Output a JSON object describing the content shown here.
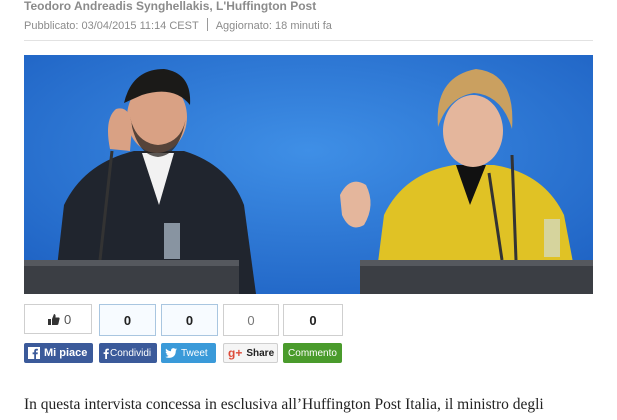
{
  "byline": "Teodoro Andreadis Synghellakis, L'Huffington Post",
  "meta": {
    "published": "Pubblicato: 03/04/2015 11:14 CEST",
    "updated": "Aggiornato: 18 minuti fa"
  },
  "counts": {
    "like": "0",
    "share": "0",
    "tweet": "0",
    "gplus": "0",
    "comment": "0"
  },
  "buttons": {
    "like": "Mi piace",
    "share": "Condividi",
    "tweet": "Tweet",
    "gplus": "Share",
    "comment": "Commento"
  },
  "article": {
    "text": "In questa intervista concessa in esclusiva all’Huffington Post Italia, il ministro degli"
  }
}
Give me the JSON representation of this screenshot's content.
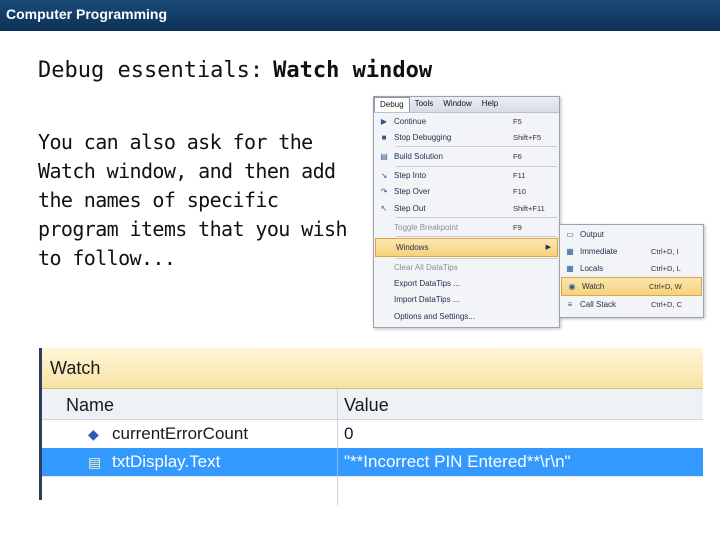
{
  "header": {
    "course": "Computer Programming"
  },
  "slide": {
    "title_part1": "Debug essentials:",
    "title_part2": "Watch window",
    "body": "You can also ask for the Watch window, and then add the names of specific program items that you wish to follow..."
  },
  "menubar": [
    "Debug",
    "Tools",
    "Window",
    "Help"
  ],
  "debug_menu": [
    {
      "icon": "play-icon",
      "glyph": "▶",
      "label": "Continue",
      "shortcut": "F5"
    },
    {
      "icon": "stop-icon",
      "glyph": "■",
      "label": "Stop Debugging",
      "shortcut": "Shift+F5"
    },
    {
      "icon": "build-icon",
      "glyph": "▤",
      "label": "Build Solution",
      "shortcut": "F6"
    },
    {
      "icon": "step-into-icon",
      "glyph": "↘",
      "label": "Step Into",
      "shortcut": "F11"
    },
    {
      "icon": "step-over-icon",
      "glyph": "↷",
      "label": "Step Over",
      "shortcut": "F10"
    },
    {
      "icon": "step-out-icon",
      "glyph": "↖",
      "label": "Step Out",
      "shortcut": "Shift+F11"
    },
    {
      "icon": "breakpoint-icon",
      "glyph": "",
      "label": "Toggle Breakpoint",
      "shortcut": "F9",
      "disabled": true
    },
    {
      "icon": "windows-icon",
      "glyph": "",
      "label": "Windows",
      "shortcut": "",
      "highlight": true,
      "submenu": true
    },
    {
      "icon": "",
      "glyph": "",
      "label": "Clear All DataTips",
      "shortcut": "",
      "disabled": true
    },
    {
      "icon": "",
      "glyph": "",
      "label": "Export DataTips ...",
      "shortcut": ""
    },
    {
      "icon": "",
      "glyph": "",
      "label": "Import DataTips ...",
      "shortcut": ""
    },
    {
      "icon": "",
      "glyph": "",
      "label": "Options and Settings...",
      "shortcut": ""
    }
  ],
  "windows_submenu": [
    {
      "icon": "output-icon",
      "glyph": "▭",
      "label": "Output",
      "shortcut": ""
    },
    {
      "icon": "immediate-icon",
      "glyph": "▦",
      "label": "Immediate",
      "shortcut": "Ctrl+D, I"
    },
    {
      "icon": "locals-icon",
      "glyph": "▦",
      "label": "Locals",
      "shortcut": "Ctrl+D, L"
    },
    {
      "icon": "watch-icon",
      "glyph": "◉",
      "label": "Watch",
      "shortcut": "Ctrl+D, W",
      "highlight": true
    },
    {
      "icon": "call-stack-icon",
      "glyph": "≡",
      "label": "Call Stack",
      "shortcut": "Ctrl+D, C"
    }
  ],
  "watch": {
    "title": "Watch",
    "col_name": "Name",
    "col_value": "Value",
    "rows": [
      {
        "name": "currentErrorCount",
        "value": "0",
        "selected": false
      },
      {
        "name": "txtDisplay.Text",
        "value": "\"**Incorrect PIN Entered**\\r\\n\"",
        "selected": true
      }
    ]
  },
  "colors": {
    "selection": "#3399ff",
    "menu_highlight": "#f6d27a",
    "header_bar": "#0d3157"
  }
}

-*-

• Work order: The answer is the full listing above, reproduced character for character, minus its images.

• Reply to the task:
Output a JSON object describing the content shown here.
{
  "byline": "Teodoro Andreadis Synghellakis, L'Huffington Post",
  "meta": {
    "published": "Pubblicato: 03/04/2015 11:14 CEST",
    "updated": "Aggiornato: 18 minuti fa"
  },
  "counts": {
    "like": "0",
    "share": "0",
    "tweet": "0",
    "gplus": "0",
    "comment": "0"
  },
  "buttons": {
    "like": "Mi piace",
    "share": "Condividi",
    "tweet": "Tweet",
    "gplus": "Share",
    "comment": "Commento"
  },
  "article": {
    "text": "In questa intervista concessa in esclusiva all’Huffington Post Italia, il ministro degli"
  }
}
Give me the JSON representation of this screenshot's content.
{
  "header": {
    "course": "Computer Programming"
  },
  "slide": {
    "title_part1": "Debug essentials:",
    "title_part2": "Watch window",
    "body": "You can also ask for the Watch window, and then add the names of specific program items that you wish to follow..."
  },
  "menubar": [
    "Debug",
    "Tools",
    "Window",
    "Help"
  ],
  "debug_menu": [
    {
      "icon": "play-icon",
      "glyph": "▶",
      "label": "Continue",
      "shortcut": "F5"
    },
    {
      "icon": "stop-icon",
      "glyph": "■",
      "label": "Stop Debugging",
      "shortcut": "Shift+F5"
    },
    {
      "icon": "build-icon",
      "glyph": "▤",
      "label": "Build Solution",
      "shortcut": "F6"
    },
    {
      "icon": "step-into-icon",
      "glyph": "↘",
      "label": "Step Into",
      "shortcut": "F11"
    },
    {
      "icon": "step-over-icon",
      "glyph": "↷",
      "label": "Step Over",
      "shortcut": "F10"
    },
    {
      "icon": "step-out-icon",
      "glyph": "↖",
      "label": "Step Out",
      "shortcut": "Shift+F11"
    },
    {
      "icon": "breakpoint-icon",
      "glyph": "",
      "label": "Toggle Breakpoint",
      "shortcut": "F9",
      "disabled": true
    },
    {
      "icon": "windows-icon",
      "glyph": "",
      "label": "Windows",
      "shortcut": "",
      "highlight": true,
      "submenu": true
    },
    {
      "icon": "",
      "glyph": "",
      "label": "Clear All DataTips",
      "shortcut": "",
      "disabled": true
    },
    {
      "icon": "",
      "glyph": "",
      "label": "Export DataTips ...",
      "shortcut": ""
    },
    {
      "icon": "",
      "glyph": "",
      "label": "Import DataTips ...",
      "shortcut": ""
    },
    {
      "icon": "",
      "glyph": "",
      "label": "Options and Settings...",
      "shortcut": ""
    }
  ],
  "windows_submenu": [
    {
      "icon": "output-icon",
      "glyph": "▭",
      "label": "Output",
      "shortcut": ""
    },
    {
      "icon": "immediate-icon",
      "glyph": "▦",
      "label": "Immediate",
      "shortcut": "Ctrl+D, I"
    },
    {
      "icon": "locals-icon",
      "glyph": "▦",
      "label": "Locals",
      "shortcut": "Ctrl+D, L"
    },
    {
      "icon": "watch-icon",
      "glyph": "◉",
      "label": "Watch",
      "shortcut": "Ctrl+D, W",
      "highlight": true
    },
    {
      "icon": "call-stack-icon",
      "glyph": "≡",
      "label": "Call Stack",
      "shortcut": "Ctrl+D, C"
    }
  ],
  "watch": {
    "title": "Watch",
    "col_name": "Name",
    "col_value": "Value",
    "rows": [
      {
        "name": "currentErrorCount",
        "value": "0",
        "selected": false
      },
      {
        "name": "txtDisplay.Text",
        "value": "\"**Incorrect PIN Entered**\\r\\n\"",
        "selected": true
      }
    ]
  },
  "colors": {
    "selection": "#3399ff",
    "menu_highlight": "#f6d27a",
    "header_bar": "#0d3157"
  }
}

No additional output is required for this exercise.